We accept these degenerative solutions because, on some level, we have bought into the story that we as humans are inevitably a burden on the planet. In this story, the best we can do is minimize our impact and try to leave nature alone to do its thing. But as I wrote in Transforming the Human Narrative, what if we were more than an inevitable burden? What if we had a deeper role to discover, and that we could help to transform this planet into something far better than it could ever be without us?
I do not doubt that we as a species have the potential to do just that. Whether it happens or not is up to us. There is a lot of work to be done to transform these degenerative systems — based on an extractive mindset that sees our environment as something that serves us, for which it was created — to regenerative systems based on a co-creative mindset, seeing us and our environment as interconnected, interdependent and ever co-evolving together toward greater states of health and well-being.
A key insight here is that we have largely been trained up to implement one-size-fits-all, degenerative solutions passed down to us from above in an extractive economic model. Developing channels for our re-training to create localized, context-specific solutions that seek to harmonize with the unique patterns of Place and function to improve overall systemic health with time will be critical.
There are an increasing number of individuals and communities working on this type of development. Here are a couple of links that you should find interesting:
Story of Place is an approach to creating regenerative solutions within the context of a specific community. Also, see the Regenesis Group’s main website for more on their amazing work.
This project uses the principles and design techniques developed in the biomimicry movement, which focus on using the patterns found in nature to design sustainable solutions. Check out the Biomimiciry 3.8 website for more resources.
Developing and refining further methodologies for localized pattern harmonization is an important edge for transitioning into the regenerative paradigm at scale. No matter what type of work is being done, aligning with the rhythms and patterns of Place is critical.

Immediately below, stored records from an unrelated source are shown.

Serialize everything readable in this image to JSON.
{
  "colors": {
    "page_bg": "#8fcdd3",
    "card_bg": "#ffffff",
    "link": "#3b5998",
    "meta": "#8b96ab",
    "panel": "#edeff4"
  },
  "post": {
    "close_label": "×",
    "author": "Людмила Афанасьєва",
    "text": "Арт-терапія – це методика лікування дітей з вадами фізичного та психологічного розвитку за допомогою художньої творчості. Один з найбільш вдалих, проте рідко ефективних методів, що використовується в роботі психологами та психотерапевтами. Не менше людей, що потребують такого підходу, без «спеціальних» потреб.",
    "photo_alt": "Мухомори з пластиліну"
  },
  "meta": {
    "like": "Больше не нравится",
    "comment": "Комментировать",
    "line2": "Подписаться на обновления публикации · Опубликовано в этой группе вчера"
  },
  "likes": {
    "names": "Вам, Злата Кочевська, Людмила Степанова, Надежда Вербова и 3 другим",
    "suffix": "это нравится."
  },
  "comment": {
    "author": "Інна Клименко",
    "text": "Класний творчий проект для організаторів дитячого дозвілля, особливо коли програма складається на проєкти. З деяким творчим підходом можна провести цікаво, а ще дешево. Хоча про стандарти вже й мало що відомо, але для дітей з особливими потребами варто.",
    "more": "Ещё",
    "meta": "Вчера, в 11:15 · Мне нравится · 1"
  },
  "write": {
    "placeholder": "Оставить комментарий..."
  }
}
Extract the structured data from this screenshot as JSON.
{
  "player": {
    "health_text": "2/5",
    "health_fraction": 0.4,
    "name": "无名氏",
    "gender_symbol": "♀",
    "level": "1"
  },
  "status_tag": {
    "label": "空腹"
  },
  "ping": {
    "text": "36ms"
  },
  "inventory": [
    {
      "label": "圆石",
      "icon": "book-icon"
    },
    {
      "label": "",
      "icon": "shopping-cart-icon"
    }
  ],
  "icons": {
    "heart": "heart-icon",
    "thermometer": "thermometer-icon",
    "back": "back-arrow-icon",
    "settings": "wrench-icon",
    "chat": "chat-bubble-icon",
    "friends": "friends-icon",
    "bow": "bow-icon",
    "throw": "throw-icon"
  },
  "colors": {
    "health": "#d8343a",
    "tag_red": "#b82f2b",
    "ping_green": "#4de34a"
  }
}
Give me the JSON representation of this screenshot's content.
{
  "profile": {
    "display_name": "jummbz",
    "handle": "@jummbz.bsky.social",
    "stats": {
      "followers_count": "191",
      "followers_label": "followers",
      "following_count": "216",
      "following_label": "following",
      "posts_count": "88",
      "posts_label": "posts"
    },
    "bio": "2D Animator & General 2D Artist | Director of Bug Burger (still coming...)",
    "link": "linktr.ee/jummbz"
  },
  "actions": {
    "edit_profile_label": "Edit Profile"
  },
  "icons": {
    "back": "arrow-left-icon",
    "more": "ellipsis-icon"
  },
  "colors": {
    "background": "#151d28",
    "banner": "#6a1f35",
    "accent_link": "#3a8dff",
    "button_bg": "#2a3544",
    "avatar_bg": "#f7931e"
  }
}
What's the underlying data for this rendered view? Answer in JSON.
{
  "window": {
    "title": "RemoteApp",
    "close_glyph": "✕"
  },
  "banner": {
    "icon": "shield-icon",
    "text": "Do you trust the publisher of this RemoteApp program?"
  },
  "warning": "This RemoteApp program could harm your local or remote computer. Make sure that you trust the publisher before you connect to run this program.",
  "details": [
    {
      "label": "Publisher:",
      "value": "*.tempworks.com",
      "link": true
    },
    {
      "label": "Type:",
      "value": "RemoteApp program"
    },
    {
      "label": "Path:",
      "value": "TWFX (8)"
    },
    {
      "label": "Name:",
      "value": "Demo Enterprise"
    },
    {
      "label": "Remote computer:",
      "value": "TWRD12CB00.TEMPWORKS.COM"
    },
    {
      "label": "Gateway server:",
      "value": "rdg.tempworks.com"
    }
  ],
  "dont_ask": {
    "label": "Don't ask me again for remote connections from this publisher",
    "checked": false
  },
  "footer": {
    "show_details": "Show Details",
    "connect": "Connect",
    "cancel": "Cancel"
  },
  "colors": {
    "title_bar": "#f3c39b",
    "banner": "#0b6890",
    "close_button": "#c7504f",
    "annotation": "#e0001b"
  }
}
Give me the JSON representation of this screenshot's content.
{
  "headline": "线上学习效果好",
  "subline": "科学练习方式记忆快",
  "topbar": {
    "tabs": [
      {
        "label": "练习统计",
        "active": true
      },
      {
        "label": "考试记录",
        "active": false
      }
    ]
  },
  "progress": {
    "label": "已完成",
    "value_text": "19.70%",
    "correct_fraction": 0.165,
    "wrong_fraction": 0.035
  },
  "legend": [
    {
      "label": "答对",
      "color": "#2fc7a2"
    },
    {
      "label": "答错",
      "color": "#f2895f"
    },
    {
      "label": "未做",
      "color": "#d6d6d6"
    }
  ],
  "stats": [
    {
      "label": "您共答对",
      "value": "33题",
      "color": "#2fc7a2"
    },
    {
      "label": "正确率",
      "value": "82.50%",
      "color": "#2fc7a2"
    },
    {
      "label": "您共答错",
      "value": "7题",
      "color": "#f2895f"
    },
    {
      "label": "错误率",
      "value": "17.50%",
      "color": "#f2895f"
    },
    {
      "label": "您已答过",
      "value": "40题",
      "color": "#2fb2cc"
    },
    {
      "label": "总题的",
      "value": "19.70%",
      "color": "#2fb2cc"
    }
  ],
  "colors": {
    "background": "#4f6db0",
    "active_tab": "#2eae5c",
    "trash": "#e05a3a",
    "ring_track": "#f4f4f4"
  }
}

What are some useful strategies or resources for doing this that you know of or have experience with?